A 2018 published in the Medical Journal of Australia reports that general cognitive functioning, memory and executive functioning were significantly poorer in pregnant women, particularly during the third trimester.
The study also says that the differences primarily develop during the first trimester, and are consistent with recent findings of long-term reductions in brain gray matter volume during pregnancy (5).
Experts do not know what causes it. However, it’s possible that pregnancy hormonal changes as well as sleep deprivation or feeling stressed out can impair a woman’s memory.
Although brain fog is frustrating, the good news is that this is all situational, and it will pass eventually.
7. Bad Breath
Few things seem more embarrassing than bad breath.
The hormonal roller coaster that comes with pregnancy can turn your mouth into the perfect breeding ground for plaque, a thin film of bacteria that produce volatile sulfur compounds, which in turn cause bad breath.
Moreover, dehydration during pregnancy can affect your saliva levels and cause dry mouth. This in turn makes it easier for bacteria to grow and cause bad breath. Also, the smell of stomach acids and partially digested food tends to linger in your mouth.
It is important to get rid of odor-causing bacteria or it can lead to pregnancy gingivitis, or inflammation of the gums.
Good oral hygiene and regular dental checkups during this time can help get rid of bacteria and bad breath.
- Measures of Human Olfactory Perception During Pregnancy | Chemical Senses | Oxford Academic. OUP Academic. https://academic.oup.com/chemse/article/32/8/775/583392. Published July 18, 2007.

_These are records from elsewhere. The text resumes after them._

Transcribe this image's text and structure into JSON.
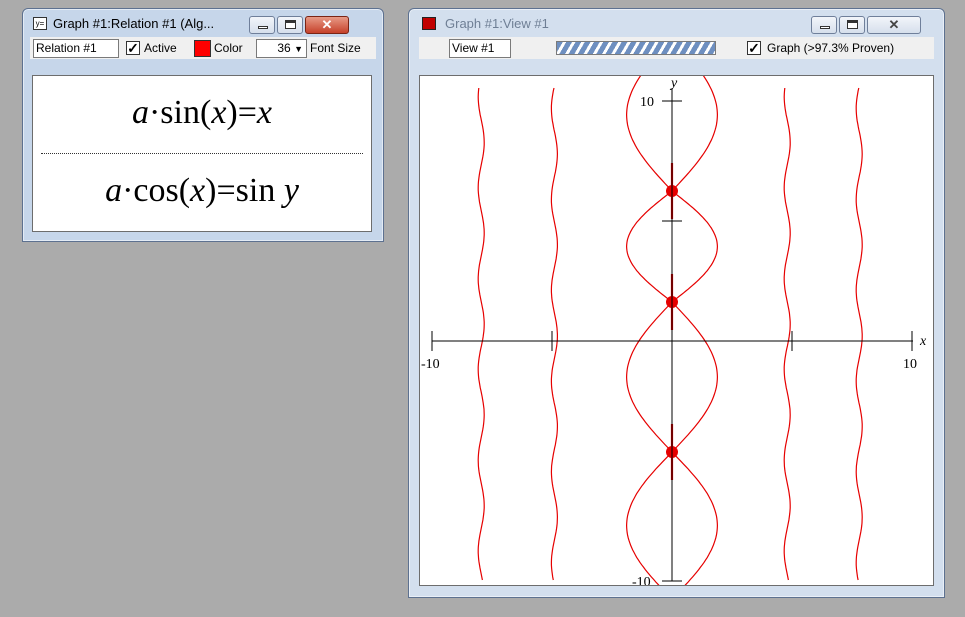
{
  "relation_window": {
    "title": "Graph #1:Relation #1 (Alg...",
    "name_field": "Relation #1",
    "active_label": "Active",
    "active_checked": true,
    "color_label": "Color",
    "color_value": "#ff0000",
    "font_size_value": "36",
    "font_size_label": "Font Size",
    "equation1": {
      "a": "a",
      "dot": "·",
      "func": "sin",
      "lp": "(",
      "x": "x",
      "rp": ")",
      "eq": "=",
      "rhs": "x"
    },
    "equation2": {
      "a": "a",
      "dot": "·",
      "func": "cos",
      "lp": "(",
      "x": "x",
      "rp": ")",
      "eq": "=",
      "rhs_func": "sin",
      "rhs_var": "y"
    }
  },
  "view_window": {
    "title": "Graph #1:View #1",
    "view_field": "View #1",
    "graph_label": "Graph (>97.3% Proven)",
    "graph_checked": true,
    "plot": {
      "x_axis_label": "x",
      "y_axis_label": "y",
      "x_min_label": "-10",
      "x_max_label": "10",
      "y_max_label": "10",
      "y_min_label": "-10",
      "curve_color": "#e60000"
    }
  }
}
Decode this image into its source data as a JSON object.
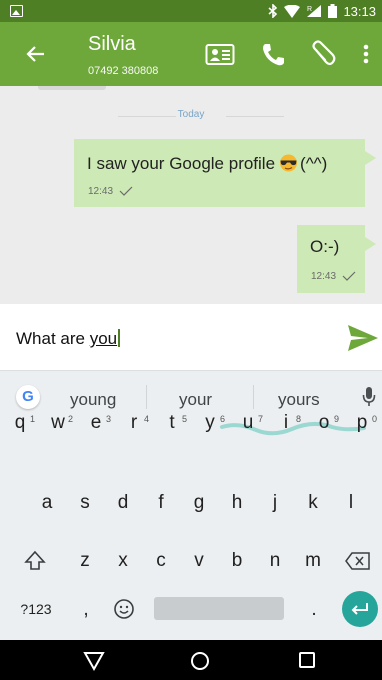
{
  "status_bar": {
    "time": "13:13",
    "icons": [
      "image-notification-icon",
      "bluetooth-icon",
      "wifi-icon",
      "signal-icon",
      "battery-icon"
    ],
    "signal_label": "R"
  },
  "app_bar": {
    "contact_name": "Silvia",
    "contact_phone": "07492 380808",
    "icons": [
      "back-arrow-icon",
      "contact-card-icon",
      "phone-icon",
      "paperclip-icon",
      "more-vert-icon"
    ],
    "color": "#6ea73a",
    "status_color": "#4f7f24"
  },
  "chat": {
    "date_separator": "Today",
    "messages": [
      {
        "text": "I saw your Google profile",
        "trailing": "(^^)",
        "emoji": "sunglasses-face",
        "time": "12:43",
        "status": "sent"
      },
      {
        "text": "O:-)",
        "time": "12:43",
        "status": "sent"
      }
    ],
    "bubble_color": "#cde9b5"
  },
  "compose": {
    "text_before": "What are ",
    "text_current_word": "you",
    "send_icon": "send-icon",
    "send_color": "#6ea73a"
  },
  "keyboard": {
    "suggestions": [
      "young",
      "your",
      "yours"
    ],
    "row1": [
      {
        "key": "q",
        "hint": "1"
      },
      {
        "key": "w",
        "hint": "2"
      },
      {
        "key": "e",
        "hint": "3"
      },
      {
        "key": "r",
        "hint": "4"
      },
      {
        "key": "t",
        "hint": "5"
      },
      {
        "key": "y",
        "hint": "6"
      },
      {
        "key": "u",
        "hint": "7"
      },
      {
        "key": "i",
        "hint": "8"
      },
      {
        "key": "o",
        "hint": "9"
      },
      {
        "key": "p",
        "hint": "0"
      }
    ],
    "row2": [
      "a",
      "s",
      "d",
      "f",
      "g",
      "h",
      "j",
      "k",
      "l"
    ],
    "row3": [
      "z",
      "x",
      "c",
      "v",
      "b",
      "n",
      "m"
    ],
    "symbols_key": "?123",
    "comma_key": ",",
    "period_key": ".",
    "enter_color": "#26a69a"
  },
  "nav_bar": {
    "icons": [
      "nav-back-icon",
      "nav-home-icon",
      "nav-recents-icon"
    ]
  }
}
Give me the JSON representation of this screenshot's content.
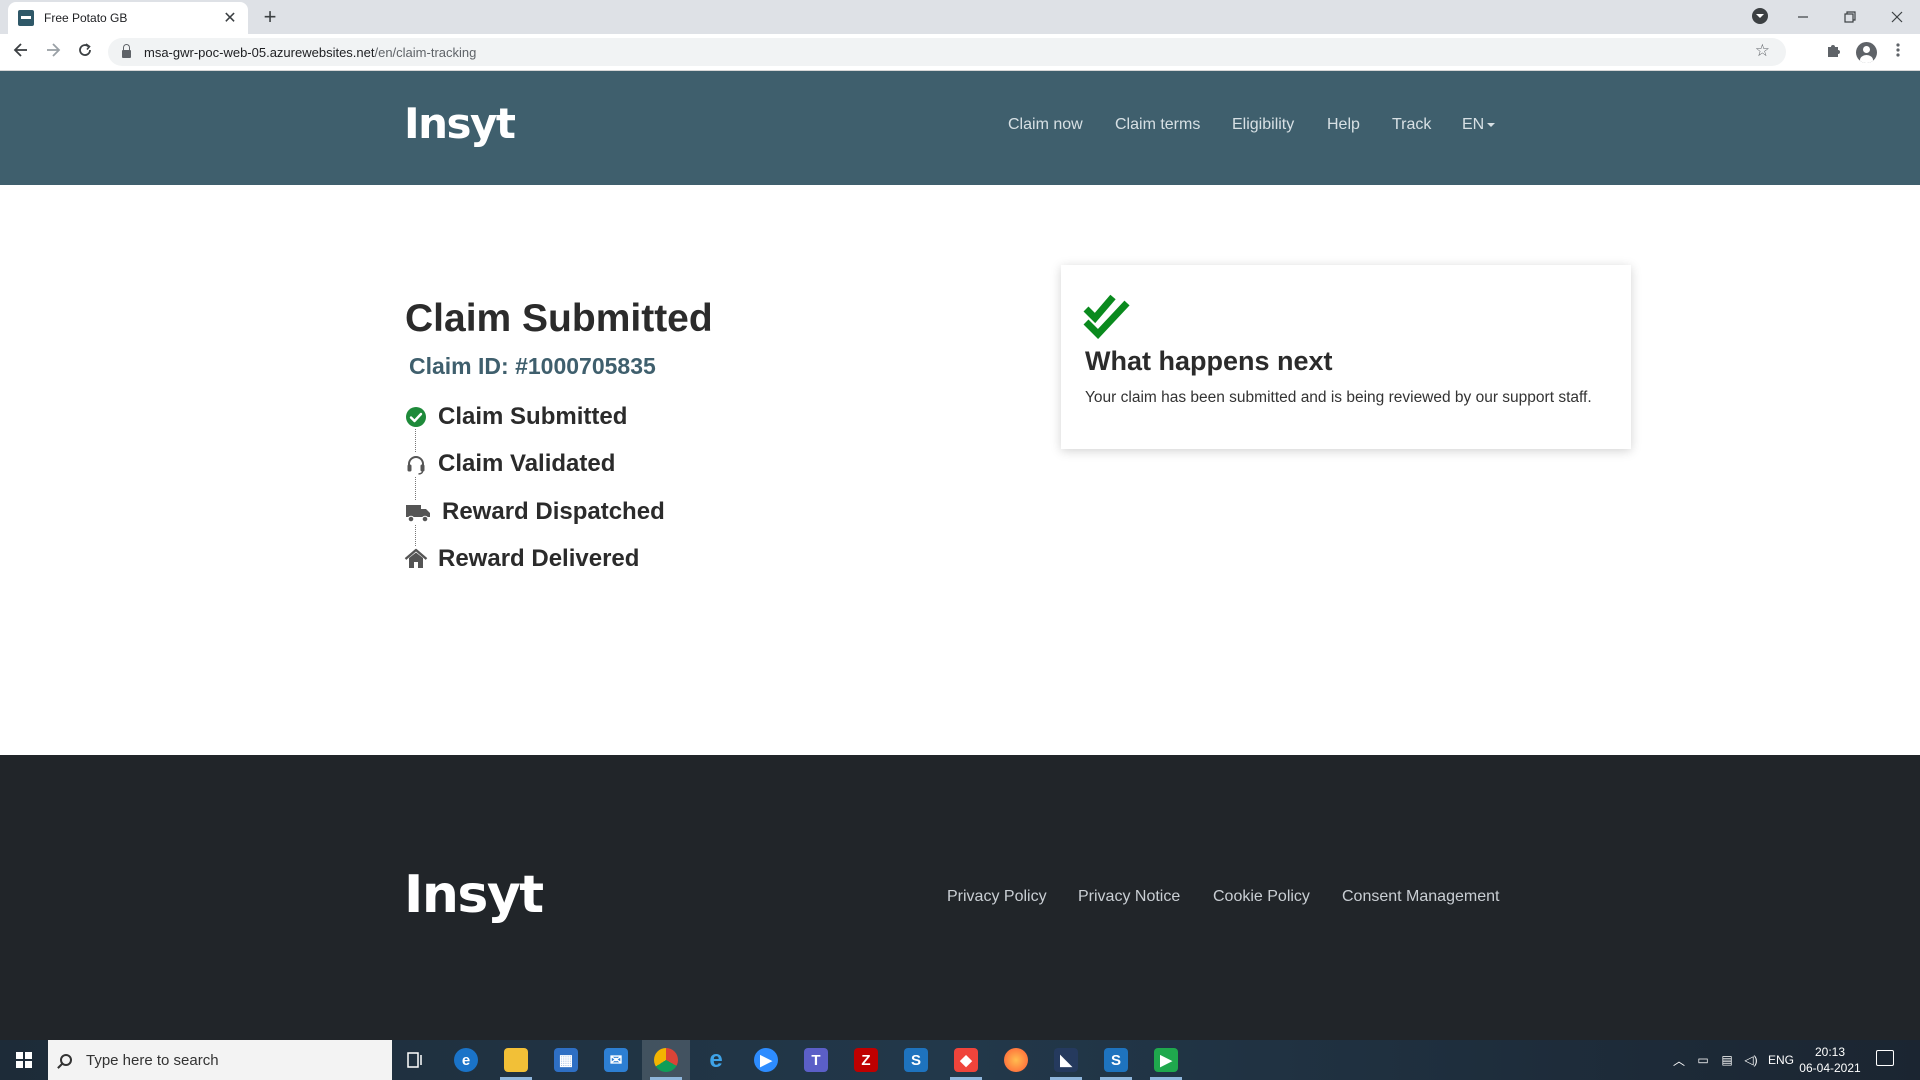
{
  "browser": {
    "tab_title": "Free Potato GB",
    "tab_close": "✕",
    "new_tab": "+",
    "url_host": "msa-gwr-poc-web-05.azurewebsites.net",
    "url_path": "/en/claim-tracking"
  },
  "header": {
    "logo": "Insyt",
    "nav": {
      "claim_now": "Claim now",
      "claim_terms": "Claim terms",
      "eligibility": "Eligibility",
      "help": "Help",
      "track": "Track",
      "language": "EN"
    }
  },
  "main": {
    "title": "Claim Submitted",
    "claim_id": "Claim ID: #1000705835",
    "steps": [
      {
        "label": "Claim Submitted",
        "icon": "check-circle-icon",
        "status": "done",
        "color": "#1e8a3a"
      },
      {
        "label": "Claim Validated",
        "icon": "headset-icon",
        "status": "pending"
      },
      {
        "label": "Reward Dispatched",
        "icon": "truck-icon",
        "status": "pending"
      },
      {
        "label": "Reward Delivered",
        "icon": "home-icon",
        "status": "pending"
      }
    ],
    "card": {
      "icon": "double-check-icon",
      "title": "What happens next",
      "text": "Your claim has been submitted and is being reviewed by our support staff."
    }
  },
  "footer": {
    "logo": "Insyt",
    "links": {
      "privacy_policy": "Privacy Policy",
      "privacy_notice": "Privacy Notice",
      "cookie_policy": "Cookie Policy",
      "consent": "Consent Management"
    }
  },
  "taskbar": {
    "search_placeholder": "Type here to search",
    "language": "ENG",
    "time": "20:13",
    "date": "06-04-2021"
  },
  "colors": {
    "header_bg": "#3f5f6d",
    "footer_bg": "#212529",
    "accent_green": "#0a8a1e",
    "claim_id": "#3f5f6d"
  }
}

- Assessing new terminal body and facial hair growth during pregnancy: toward developing a simplified visual scoring system for hirsutism. Fertility and sterility. https://www.ncbi.nlm.nih.gov/pubmed/26616440. Published February 2016.
- Common Skin Conditions During Pregnancy. American Family Physician. https://www.aafp.org/afp/2007/0115/p211.html. Published January 15, 2007.
- Pregnancy and Skin. Journal of Family Medicine and Primary Care. https://www.ncbi.nlm.nih.gov/pmc/articles/PMC4311336/. Published 2014.
- Cognitive impairment during pregnancy: a meta-analysis. The Medical Journal of Australia. https://www.mja.com.au/journal/2018/208/1/cognitive-impairment-during-pregnancy-meta-analysis. Published January 15, 2018.